----- DATA TO EXAMINE

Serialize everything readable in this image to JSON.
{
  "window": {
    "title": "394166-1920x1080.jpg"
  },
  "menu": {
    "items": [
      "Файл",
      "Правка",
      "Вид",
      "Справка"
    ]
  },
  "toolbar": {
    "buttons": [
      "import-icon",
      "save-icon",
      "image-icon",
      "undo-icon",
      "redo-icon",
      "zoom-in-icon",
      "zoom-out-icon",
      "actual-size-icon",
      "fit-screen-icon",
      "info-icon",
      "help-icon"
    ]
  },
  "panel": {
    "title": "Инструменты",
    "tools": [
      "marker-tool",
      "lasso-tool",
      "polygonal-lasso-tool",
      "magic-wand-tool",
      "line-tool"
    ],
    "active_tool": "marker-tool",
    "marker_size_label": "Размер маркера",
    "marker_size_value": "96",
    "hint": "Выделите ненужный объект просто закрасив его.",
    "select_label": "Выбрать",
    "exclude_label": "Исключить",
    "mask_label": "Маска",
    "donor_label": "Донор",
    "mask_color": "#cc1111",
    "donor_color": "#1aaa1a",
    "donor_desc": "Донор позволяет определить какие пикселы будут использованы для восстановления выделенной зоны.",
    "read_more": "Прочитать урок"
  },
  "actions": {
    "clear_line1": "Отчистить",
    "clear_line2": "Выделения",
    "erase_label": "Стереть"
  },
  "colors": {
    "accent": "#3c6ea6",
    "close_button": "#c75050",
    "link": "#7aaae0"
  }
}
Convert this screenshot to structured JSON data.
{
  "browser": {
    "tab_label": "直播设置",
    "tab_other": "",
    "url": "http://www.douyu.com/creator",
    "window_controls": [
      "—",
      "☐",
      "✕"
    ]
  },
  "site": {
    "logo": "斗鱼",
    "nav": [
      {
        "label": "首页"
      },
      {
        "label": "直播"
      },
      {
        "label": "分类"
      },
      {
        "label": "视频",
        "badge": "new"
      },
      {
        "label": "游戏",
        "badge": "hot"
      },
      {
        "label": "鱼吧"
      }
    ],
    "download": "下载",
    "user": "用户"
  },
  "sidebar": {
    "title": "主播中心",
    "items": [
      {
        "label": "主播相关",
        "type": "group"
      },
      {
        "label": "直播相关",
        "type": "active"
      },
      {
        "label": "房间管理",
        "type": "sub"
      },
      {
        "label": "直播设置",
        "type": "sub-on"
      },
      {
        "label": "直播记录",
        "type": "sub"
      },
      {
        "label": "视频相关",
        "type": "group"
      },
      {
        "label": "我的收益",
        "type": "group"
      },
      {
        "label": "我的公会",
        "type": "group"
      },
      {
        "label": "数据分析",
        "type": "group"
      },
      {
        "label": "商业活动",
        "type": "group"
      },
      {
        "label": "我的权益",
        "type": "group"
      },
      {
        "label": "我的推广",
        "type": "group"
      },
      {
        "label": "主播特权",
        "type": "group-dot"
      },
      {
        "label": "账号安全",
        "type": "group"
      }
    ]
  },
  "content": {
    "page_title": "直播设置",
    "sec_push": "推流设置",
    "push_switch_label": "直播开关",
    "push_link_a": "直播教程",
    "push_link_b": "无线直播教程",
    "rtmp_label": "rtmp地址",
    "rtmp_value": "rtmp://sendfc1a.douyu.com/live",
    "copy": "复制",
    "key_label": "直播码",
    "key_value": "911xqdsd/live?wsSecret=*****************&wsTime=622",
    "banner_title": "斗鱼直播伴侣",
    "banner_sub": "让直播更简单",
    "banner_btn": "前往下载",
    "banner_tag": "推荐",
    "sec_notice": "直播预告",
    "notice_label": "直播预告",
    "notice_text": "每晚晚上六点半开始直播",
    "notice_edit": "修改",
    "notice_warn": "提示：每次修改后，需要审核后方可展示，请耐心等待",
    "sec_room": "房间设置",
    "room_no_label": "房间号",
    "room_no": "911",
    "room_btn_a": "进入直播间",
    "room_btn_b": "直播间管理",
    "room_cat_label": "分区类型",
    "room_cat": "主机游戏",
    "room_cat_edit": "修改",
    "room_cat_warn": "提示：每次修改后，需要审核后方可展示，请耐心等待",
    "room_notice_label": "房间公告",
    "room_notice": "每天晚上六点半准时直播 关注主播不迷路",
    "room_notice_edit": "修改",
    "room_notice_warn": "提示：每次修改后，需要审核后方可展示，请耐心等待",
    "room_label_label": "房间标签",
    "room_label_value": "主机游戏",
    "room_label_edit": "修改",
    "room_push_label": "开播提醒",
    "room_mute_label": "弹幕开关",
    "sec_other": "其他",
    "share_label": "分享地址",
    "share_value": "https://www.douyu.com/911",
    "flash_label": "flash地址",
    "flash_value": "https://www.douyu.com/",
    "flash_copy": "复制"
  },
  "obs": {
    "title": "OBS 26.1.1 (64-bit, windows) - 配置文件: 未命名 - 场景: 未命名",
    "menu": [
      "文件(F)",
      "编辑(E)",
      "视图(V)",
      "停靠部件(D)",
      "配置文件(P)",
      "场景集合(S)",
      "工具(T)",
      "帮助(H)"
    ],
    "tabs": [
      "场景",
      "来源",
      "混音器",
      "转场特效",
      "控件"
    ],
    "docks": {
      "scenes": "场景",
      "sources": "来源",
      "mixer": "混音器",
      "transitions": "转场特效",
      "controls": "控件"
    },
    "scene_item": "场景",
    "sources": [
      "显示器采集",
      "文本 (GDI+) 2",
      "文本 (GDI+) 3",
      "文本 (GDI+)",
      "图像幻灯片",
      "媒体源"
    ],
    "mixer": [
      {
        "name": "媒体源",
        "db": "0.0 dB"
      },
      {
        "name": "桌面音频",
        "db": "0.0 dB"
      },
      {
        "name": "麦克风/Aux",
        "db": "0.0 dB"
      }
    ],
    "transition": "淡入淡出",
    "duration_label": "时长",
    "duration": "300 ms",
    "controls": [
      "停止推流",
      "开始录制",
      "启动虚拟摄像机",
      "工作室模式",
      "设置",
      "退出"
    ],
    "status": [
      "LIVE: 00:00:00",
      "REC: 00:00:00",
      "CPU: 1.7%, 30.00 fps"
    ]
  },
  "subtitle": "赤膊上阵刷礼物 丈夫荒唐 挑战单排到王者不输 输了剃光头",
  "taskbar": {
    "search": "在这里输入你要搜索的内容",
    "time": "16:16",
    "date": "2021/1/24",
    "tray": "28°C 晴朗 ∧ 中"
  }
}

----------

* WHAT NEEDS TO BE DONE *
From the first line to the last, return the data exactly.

* RESPONSE AREA *
Serialize everything readable in this image to JSON.
{
  "window": {
    "title": "394166-1920x1080.jpg"
  },
  "menu": {
    "items": [
      "Файл",
      "Правка",
      "Вид",
      "Справка"
    ]
  },
  "toolbar": {
    "buttons": [
      "import-icon",
      "save-icon",
      "image-icon",
      "undo-icon",
      "redo-icon",
      "zoom-in-icon",
      "zoom-out-icon",
      "actual-size-icon",
      "fit-screen-icon",
      "info-icon",
      "help-icon"
    ]
  },
  "panel": {
    "title": "Инструменты",
    "tools": [
      "marker-tool",
      "lasso-tool",
      "polygonal-lasso-tool",
      "magic-wand-tool",
      "line-tool"
    ],
    "active_tool": "marker-tool",
    "marker_size_label": "Размер маркера",
    "marker_size_value": "96",
    "hint": "Выделите ненужный объект просто закрасив его.",
    "select_label": "Выбрать",
    "exclude_label": "Исключить",
    "mask_label": "Маска",
    "donor_label": "Донор",
    "mask_color": "#cc1111",
    "donor_color": "#1aaa1a",
    "donor_desc": "Донор позволяет определить какие пикселы будут использованы для восстановления выделенной зоны.",
    "read_more": "Прочитать урок"
  },
  "actions": {
    "clear_line1": "Отчистить",
    "clear_line2": "Выделения",
    "erase_label": "Стереть"
  },
  "colors": {
    "accent": "#3c6ea6",
    "close_button": "#c75050",
    "link": "#7aaae0"
  }
}
Convert this screenshot to structured JSON data.
{
  "browser": {
    "tab_label": "直播设置",
    "tab_other": "",
    "url": "http://www.douyu.com/creator",
    "window_controls": [
      "—",
      "☐",
      "✕"
    ]
  },
  "site": {
    "logo": "斗鱼",
    "nav": [
      {
        "label": "首页"
      },
      {
        "label": "直播"
      },
      {
        "label": "分类"
      },
      {
        "label": "视频",
        "badge": "new"
      },
      {
        "label": "游戏",
        "badge": "hot"
      },
      {
        "label": "鱼吧"
      }
    ],
    "download": "下载",
    "user": "用户"
  },
  "sidebar": {
    "title": "主播中心",
    "items": [
      {
        "label": "主播相关",
        "type": "group"
      },
      {
        "label": "直播相关",
        "type": "active"
      },
      {
        "label": "房间管理",
        "type": "sub"
      },
      {
        "label": "直播设置",
        "type": "sub-on"
      },
      {
        "label": "直播记录",
        "type": "sub"
      },
      {
        "label": "视频相关",
        "type": "group"
      },
      {
        "label": "我的收益",
        "type": "group"
      },
      {
        "label": "我的公会",
        "type": "group"
      },
      {
        "label": "数据分析",
        "type": "group"
      },
      {
        "label": "商业活动",
        "type": "group"
      },
      {
        "label": "我的权益",
        "type": "group"
      },
      {
        "label": "我的推广",
        "type": "group"
      },
      {
        "label": "主播特权",
        "type": "group-dot"
      },
      {
        "label": "账号安全",
        "type": "group"
      }
    ]
  },
  "content": {
    "page_title": "直播设置",
    "sec_push": "推流设置",
    "push_switch_label": "直播开关",
    "push_link_a": "直播教程",
    "push_link_b": "无线直播教程",
    "rtmp_label": "rtmp地址",
    "rtmp_value": "rtmp://sendfc1a.douyu.com/live",
    "copy": "复制",
    "key_label": "直播码",
    "key_value": "911xqdsd/live?wsSecret=*****************&wsTime=622",
    "banner_title": "斗鱼直播伴侣",
    "banner_sub": "让直播更简单",
    "banner_btn": "前往下载",
    "banner_tag": "推荐",
    "sec_notice": "直播预告",
    "notice_label": "直播预告",
    "notice_text": "每晚晚上六点半开始直播",
    "notice_edit": "修改",
    "notice_warn": "提示：每次修改后，需要审核后方可展示，请耐心等待",
    "sec_room": "房间设置",
    "room_no_label": "房间号",
    "room_no": "911",
    "room_btn_a": "进入直播间",
    "room_btn_b": "直播间管理",
    "room_cat_label": "分区类型",
    "room_cat": "主机游戏",
    "room_cat_edit": "修改",
    "room_cat_warn": "提示：每次修改后，需要审核后方可展示，请耐心等待",
    "room_notice_label": "房间公告",
    "room_notice": "每天晚上六点半准时直播 关注主播不迷路",
    "room_notice_edit": "修改",
    "room_notice_warn": "提示：每次修改后，需要审核后方可展示，请耐心等待",
    "room_label_label": "房间标签",
    "room_label_value": "主机游戏",
    "room_label_edit": "修改",
    "room_push_label": "开播提醒",
    "room_mute_label": "弹幕开关",
    "sec_other": "其他",
    "share_label": "分享地址",
    "share_value": "https://www.douyu.com/911",
    "flash_label": "flash地址",
    "flash_value": "https://www.douyu.com/",
    "flash_copy": "复制"
  },
  "obs": {
    "title": "OBS 26.1.1 (64-bit, windows) - 配置文件: 未命名 - 场景: 未命名",
    "menu": [
      "文件(F)",
      "编辑(E)",
      "视图(V)",
      "停靠部件(D)",
      "配置文件(P)",
      "场景集合(S)",
      "工具(T)",
      "帮助(H)"
    ],
    "tabs": [
      "场景",
      "来源",
      "混音器",
      "转场特效",
      "控件"
    ],
    "docks": {
      "scenes": "场景",
      "sources": "来源",
      "mixer": "混音器",
      "transitions": "转场特效",
      "controls": "控件"
    },
    "scene_item": "场景",
    "sources": [
      "显示器采集",
      "文本 (GDI+) 2",
      "文本 (GDI+) 3",
      "文本 (GDI+)",
      "图像幻灯片",
      "媒体源"
    ],
    "mixer": [
      {
        "name": "媒体源",
        "db": "0.0 dB"
      },
      {
        "name": "桌面音频",
        "db": "0.0 dB"
      },
      {
        "name": "麦克风/Aux",
        "db": "0.0 dB"
      }
    ],
    "transition": "淡入淡出",
    "duration_label": "时长",
    "duration": "300 ms",
    "controls": [
      "停止推流",
      "开始录制",
      "启动虚拟摄像机",
      "工作室模式",
      "设置",
      "退出"
    ],
    "status": [
      "LIVE: 00:00:00",
      "REC: 00:00:00",
      "CPU: 1.7%, 30.00 fps"
    ]
  },
  "subtitle": "赤膊上阵刷礼物 丈夫荒唐 挑战单排到王者不输 输了剃光头",
  "taskbar": {
    "search": "在这里输入你要搜索的内容",
    "time": "16:16",
    "date": "2021/1/24",
    "tray": "28°C 晴朗 ∧ 中"
  }
}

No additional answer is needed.